Transparent redirection by cracked sites depending on the referrer information from Google search pages.

Need to identify the intent of the user.


Robert Trivers, Rutgers
The Folly of Fools: the logic of self-deception.

Lying to others is indivisible from self-deception.

Psychologists tend to study only deception. Philosophers worry too much about self-deception. You need both to understand deception.

Choice of language as well as physiological reactions give clues to deliberate deception. Self-deception could be deliberately practised in order to avoid deception clues.

Interesting data on self-deception: we do believe our deceptive positive self-image.

Self-deception is offensive (aimed at deceiving others), rather than what the psychologists claim: that self-deception is defensive, aimed at making ourselves happier.

We need more evidence on detecting deception in real situations.

80% of accidentsd happen with the pilot instead of the co-pilot in actual charge. Co-pilots are hesitant to correct errors from their more senior colleagues, particularly if they do not have a pre-existing strong relationship.

When considering deception, you must always keep self-deception in mind.

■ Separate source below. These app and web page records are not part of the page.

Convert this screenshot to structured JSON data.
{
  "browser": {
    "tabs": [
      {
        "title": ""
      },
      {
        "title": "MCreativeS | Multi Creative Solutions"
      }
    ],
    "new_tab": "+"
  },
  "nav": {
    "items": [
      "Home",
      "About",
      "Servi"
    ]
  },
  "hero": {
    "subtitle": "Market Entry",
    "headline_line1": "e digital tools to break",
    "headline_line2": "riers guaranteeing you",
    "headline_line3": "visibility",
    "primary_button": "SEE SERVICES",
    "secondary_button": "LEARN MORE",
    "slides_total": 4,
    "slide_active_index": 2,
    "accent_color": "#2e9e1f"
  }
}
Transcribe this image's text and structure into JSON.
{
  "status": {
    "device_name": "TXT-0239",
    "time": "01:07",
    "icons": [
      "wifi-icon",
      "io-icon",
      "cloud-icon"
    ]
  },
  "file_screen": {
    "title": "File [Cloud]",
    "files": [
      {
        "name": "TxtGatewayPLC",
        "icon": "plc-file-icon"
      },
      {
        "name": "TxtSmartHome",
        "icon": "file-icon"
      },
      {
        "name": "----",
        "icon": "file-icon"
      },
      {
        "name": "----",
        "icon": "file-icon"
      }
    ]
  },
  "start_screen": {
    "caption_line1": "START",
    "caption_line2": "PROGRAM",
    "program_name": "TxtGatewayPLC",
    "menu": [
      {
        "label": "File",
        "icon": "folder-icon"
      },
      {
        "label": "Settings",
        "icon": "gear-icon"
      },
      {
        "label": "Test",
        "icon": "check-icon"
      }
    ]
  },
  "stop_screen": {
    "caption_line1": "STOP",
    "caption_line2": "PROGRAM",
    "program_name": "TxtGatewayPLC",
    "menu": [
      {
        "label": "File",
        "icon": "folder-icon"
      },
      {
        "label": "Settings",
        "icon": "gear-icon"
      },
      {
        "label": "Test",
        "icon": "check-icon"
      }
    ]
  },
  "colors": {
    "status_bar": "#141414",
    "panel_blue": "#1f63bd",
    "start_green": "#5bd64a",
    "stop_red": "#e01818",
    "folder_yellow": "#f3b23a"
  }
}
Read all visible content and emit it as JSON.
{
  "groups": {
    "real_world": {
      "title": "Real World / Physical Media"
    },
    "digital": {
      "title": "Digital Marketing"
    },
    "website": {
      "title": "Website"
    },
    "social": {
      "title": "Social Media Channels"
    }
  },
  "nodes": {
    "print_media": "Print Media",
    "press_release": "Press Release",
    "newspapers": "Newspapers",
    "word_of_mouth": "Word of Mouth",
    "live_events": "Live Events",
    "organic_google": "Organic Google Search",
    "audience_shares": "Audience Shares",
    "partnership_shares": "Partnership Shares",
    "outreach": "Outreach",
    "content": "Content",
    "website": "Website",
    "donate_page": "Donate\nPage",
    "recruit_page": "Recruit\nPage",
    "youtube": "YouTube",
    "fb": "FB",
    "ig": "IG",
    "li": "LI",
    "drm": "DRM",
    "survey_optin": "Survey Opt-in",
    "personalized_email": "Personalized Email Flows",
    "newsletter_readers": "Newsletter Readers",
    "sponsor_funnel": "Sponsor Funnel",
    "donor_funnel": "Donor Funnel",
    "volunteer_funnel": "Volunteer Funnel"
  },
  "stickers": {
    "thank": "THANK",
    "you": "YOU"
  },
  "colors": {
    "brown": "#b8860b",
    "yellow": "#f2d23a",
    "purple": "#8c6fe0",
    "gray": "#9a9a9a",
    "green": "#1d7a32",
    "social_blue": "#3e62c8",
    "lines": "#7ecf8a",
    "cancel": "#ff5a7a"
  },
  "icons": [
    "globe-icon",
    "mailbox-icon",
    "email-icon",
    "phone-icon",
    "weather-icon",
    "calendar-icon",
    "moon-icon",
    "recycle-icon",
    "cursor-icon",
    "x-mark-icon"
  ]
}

Joseph Bonneau, Cambridge
Guessing human-chosen secrets

What’s easier to guess? Older or younger users’ passwords? Passwords or random 9-digit numbers. PIN or Mother’s Maiden Name?

Showed the cartoon of Jesus having 2512 as his PIN to his father, whose birthday is Christmas Day, and his father promptly went and changed his PIN.

Released files of stolen passwords allowed statistical analysis of password choices.

Gathering data within Yahoo via an encrypted hash to allow for statistical analysis without knowledge of the actual passwords.

Changing user behaviour (such as changing passwords occasionally) is better than just stressing the risk.

Language makes something of a difference, but at most a factor of two in difficulty.


Stuart Schecter, Microsoft
Better Passwords

P@ssword was a “strong” password accroding to Yahoo’s algorithm. P@$$word1 was a “strong password according to Google’s algorithm.

Ban popular passwords!

Important internal passwords for high value propositions (MS, Google) need better approaches.